"Today, Viktor Andreyevich, we have to discuss how to unite Ukraine and not divide it," Yanukovych said, addressing Yushchenko by using his first name and patronymic.

"If you win the vote you will only be the president of part of Ukraine," Yanukovych added. "I am not struggling for power — I am struggling against bloodshed."

Rules for the debate allowed the two candidates to ask each other questions directly after first giving their opening statements.

Yushchenko, referring to his background in economics, used his first question to quiz his opponent about the "nature of your mistakes."

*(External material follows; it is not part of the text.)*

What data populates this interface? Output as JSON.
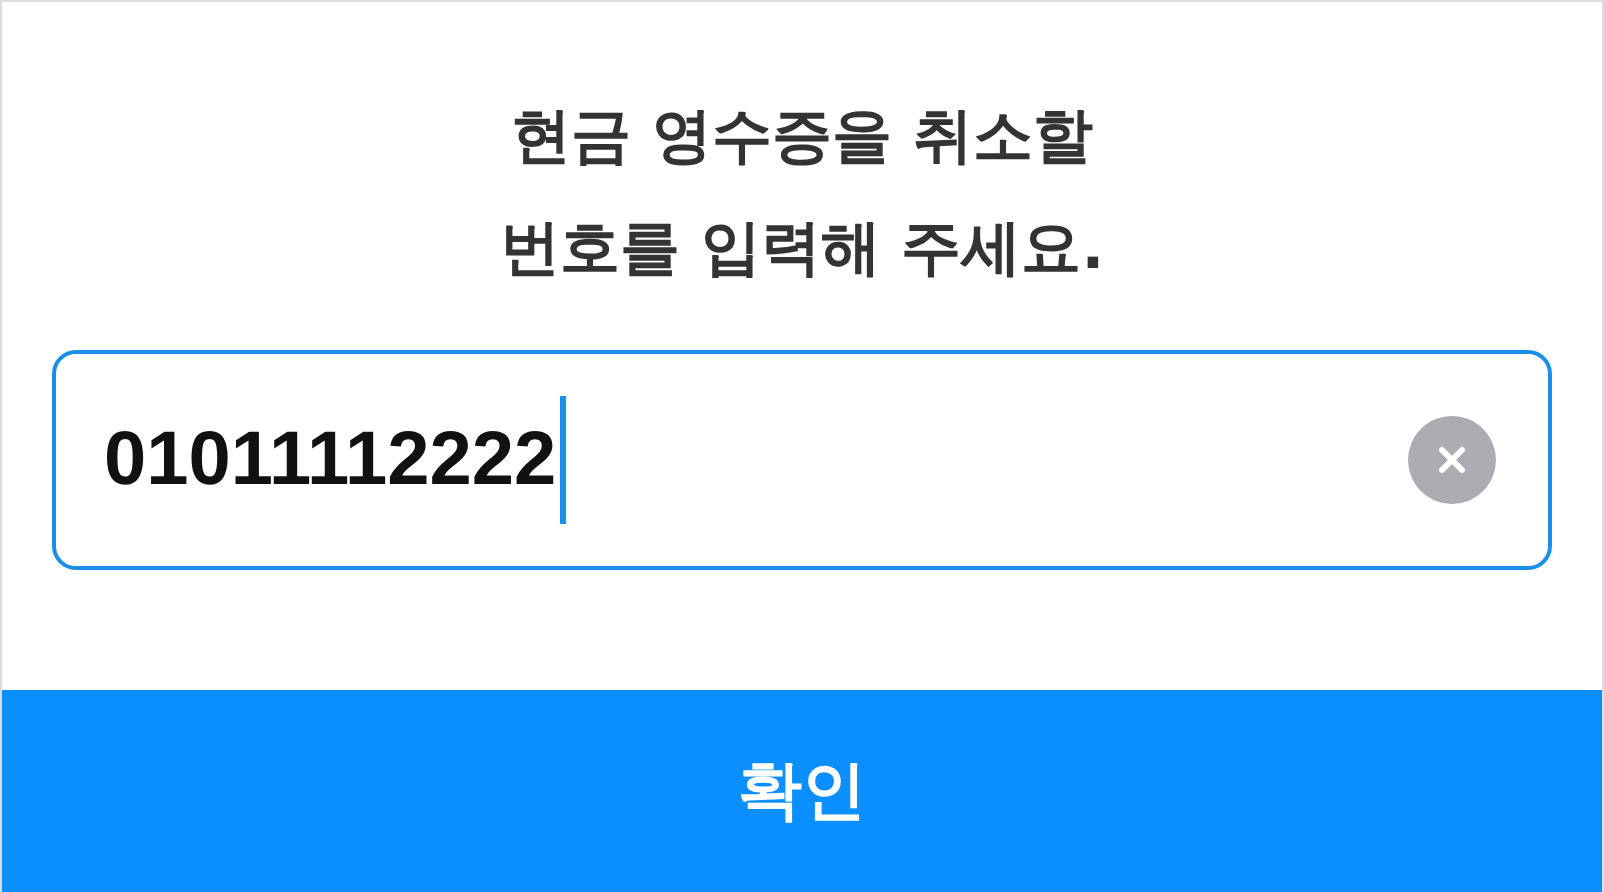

Yanukovych defended his record, recalling a recent one-time increase in pensions and promised that he would again raise benefits to retirees. He later tried to focus on campaign financing, hinting that his rival received funding from abroad.

Yushchenko, showing his hands, said: "These hands have never taken anything."

Yushchenko's questions focused on pocketbook matters and the budget, while Yanukovych emphasized voting and changes in election law. Yushchenko posed his questions in an accusing manner, and when it was his turn to answer, he wagged his finger and clenched his fists, lecturing his rival.

Yanukovych, meanwhile, mixed reconciliatory statements with criticism. At one point, he appealed to Yushchenko's courage, saying: "Be a man."

Both candidates were exceeding the time limits allowed for questions and answers, prompting warnings from the moderator.

There were lighter moments. Yushchenko said Yanukovych had called his opponents "goats" and "orange rats."

Yanukovych replied: "If I said an offensive, emotional word — I ask that I be forgiven."

Ukrainians crammed into cafes and restaurants to watch their first debate Nov. 15, and even more were expected to tune in Monday.

The two candidates prepared in markedly different styles, Ukraine's daily Segodnya reported. Yushchenko read books about economics and history, while Yanukovych visited Kiev's Orthodox Monastery of Caves where he prayed, the paper said.

Tensions continue to spiral in Ukraine as the two candidates warned of potential provocations leading up to the Dec. 26 vote. Yushchenko's assertion that Ukrainian security officials tried to poison him at a dinner — and scientists' determination that a highly toxic dioxin was used — has further roiled the campaign.

His face has been badly disfigured and he has undergone treatment at an Austrian hospital.

Meanwhile, an opposition convoy — dubbed the "friendship journey" — is traveling around this divided nation of 48 million trying to sow support for Yushchenko in mostly Russian-speaking eastern and southern regions where Yanukovych draws most of his backing.

Some 50 cars — carrying mostly artists and musicians and draped with Yushchenko's orange campaign colors — visited the industrial city of Zaporizhia on Monday and was heading for the city of Dnipropetrovsk, said Olga Khodovanets, a convoy coordinator.

In Kiev, a convoy of fewer than a dozen cars sporting Yanukovych's blue-and-white banners drove through the streets. Nearby marched a small group of elderly Ukrainians holding icons and pro-Yanukovych flags.

Late Sunday, assailants hurled a firebomb at Yushchenko's campaign office in the city of Mariupil in the Donetsk region, a statement posted on his party Web site said. There were no injuries, but the office was seriously damaged in an ensuing fire.